>>I think I read a post a while ago about the positioning of a mast in a
>>mast sleeve. Is it wise to put the same side of the mast in compression
>>or tension all the time? For example, if the mast is not positioned the
>>same way all the time in the sleeve, a specific side of the mast will be
>>in compression one time and then perhaps in tension the next. Would it
>>better to make sure the one side recieves compression all the time? Any
>On the other hand, I hear that many top sailors always rig a sail according
>to the 'natural' curve of the mast - the small amount of curve from dead
>straight that any mast will have.
I'm no techno wizard but have been using carbon masts for about 12
years now and have never had a failure of any kind.
I have a advanced composites engineering book and what little I can
understand leads me to believe that the aforementioned "pros" may be
right and this agrees completely with my experience.
If you get a new mast, try to match the joint so it fits with no gaps
at the vetical parting line of the joint (ie twist it around until it
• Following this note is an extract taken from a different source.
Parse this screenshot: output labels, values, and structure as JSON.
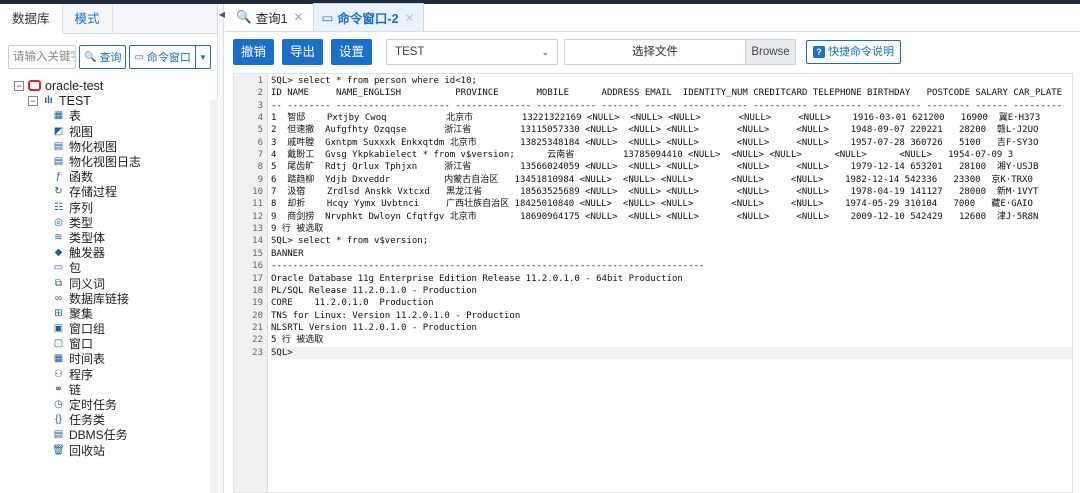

has the least possible gap). Then mark the top in relation to the
bottom with a paint marker or tape.
Then roll the mast on a smooth surface or sight down the mast while
rolling it on the tip. If it has a definite "high side" mark this as
the front and always put it toward the front of the rig.
My north Xcellerators have serial number stickers on the top and
bottom and when aligned I always put this to the front.
My un high tech analysis is that if you bent the mast in the same
direction all the time you will eliminate (to the extent possible)
something called "interlaminar stress" which means that adjacent
layers of composite fibers are not forced one way today and the
opposite way tomorrw which could eventually damage the interlaminar
bond and weaken the mast.
It works for me, the pros seem to agree, and the textbook suggests
that it's a good idea.
Go for it!
F2 Boards;North Sails/Rigs;True Ames/Rainbow; SpeedTech .